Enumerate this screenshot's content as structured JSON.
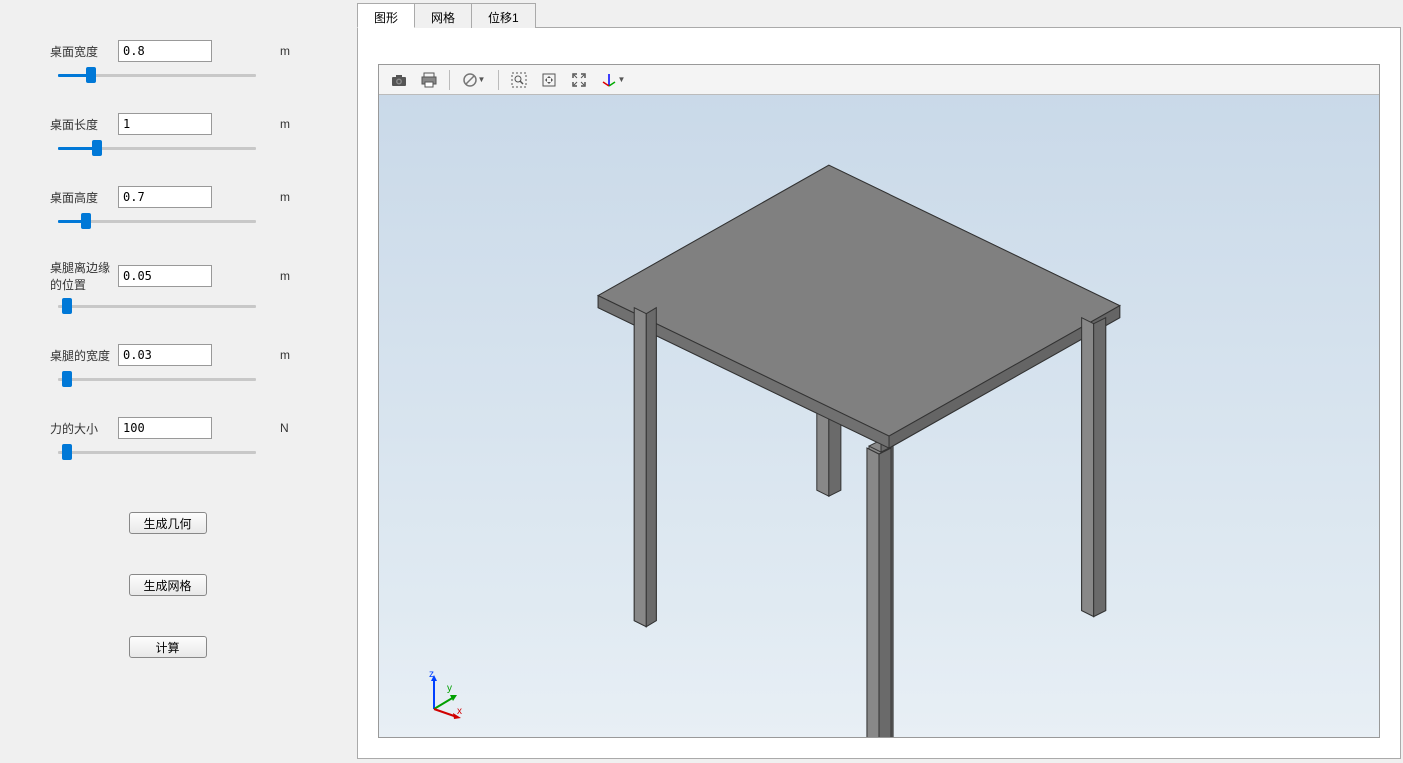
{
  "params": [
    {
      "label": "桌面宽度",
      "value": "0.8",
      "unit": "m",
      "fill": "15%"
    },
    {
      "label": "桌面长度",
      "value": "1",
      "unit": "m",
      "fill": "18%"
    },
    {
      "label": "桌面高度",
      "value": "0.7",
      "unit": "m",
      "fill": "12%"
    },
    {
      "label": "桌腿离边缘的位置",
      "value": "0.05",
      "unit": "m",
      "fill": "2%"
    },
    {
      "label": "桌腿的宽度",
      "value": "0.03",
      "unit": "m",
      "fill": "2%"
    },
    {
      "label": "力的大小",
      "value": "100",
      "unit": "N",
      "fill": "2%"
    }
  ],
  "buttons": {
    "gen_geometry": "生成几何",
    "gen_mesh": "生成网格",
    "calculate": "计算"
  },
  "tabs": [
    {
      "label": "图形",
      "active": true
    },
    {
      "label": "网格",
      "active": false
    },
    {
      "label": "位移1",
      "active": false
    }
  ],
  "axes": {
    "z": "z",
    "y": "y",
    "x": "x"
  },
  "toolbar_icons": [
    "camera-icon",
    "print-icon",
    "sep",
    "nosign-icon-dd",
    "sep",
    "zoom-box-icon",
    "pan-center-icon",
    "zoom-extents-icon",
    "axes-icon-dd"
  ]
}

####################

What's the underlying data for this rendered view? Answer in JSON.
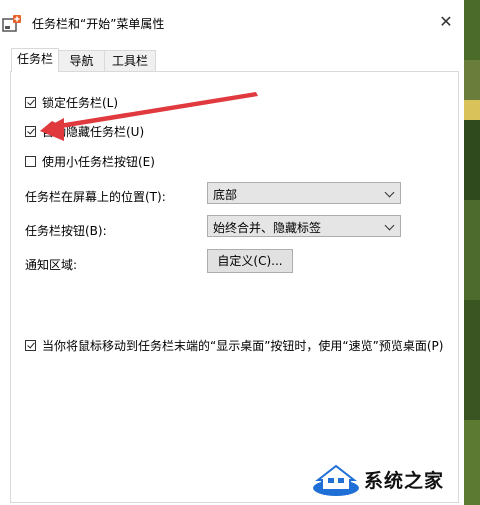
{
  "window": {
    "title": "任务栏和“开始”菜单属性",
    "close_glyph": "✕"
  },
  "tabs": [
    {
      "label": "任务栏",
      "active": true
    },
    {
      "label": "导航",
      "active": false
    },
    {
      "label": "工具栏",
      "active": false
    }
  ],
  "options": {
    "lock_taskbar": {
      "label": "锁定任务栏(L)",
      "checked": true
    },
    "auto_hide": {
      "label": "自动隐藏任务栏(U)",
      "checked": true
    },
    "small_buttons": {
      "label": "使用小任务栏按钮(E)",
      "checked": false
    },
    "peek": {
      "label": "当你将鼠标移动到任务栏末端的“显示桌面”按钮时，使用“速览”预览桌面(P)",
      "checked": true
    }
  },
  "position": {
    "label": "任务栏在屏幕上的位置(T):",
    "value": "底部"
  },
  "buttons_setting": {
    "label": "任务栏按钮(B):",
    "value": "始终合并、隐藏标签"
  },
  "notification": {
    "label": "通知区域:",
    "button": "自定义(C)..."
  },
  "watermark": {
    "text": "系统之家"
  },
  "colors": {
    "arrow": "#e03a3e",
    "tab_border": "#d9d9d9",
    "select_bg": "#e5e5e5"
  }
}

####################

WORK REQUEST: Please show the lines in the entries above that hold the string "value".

ANSWER AREA:
      "value": "0.8",
      "value": "1",
      "value": "0.7",
      "value": "0.05",
      "value": "0.03",
      "value": "100",
    "value": "底部"
    "value": "始终合并、隐藏标签"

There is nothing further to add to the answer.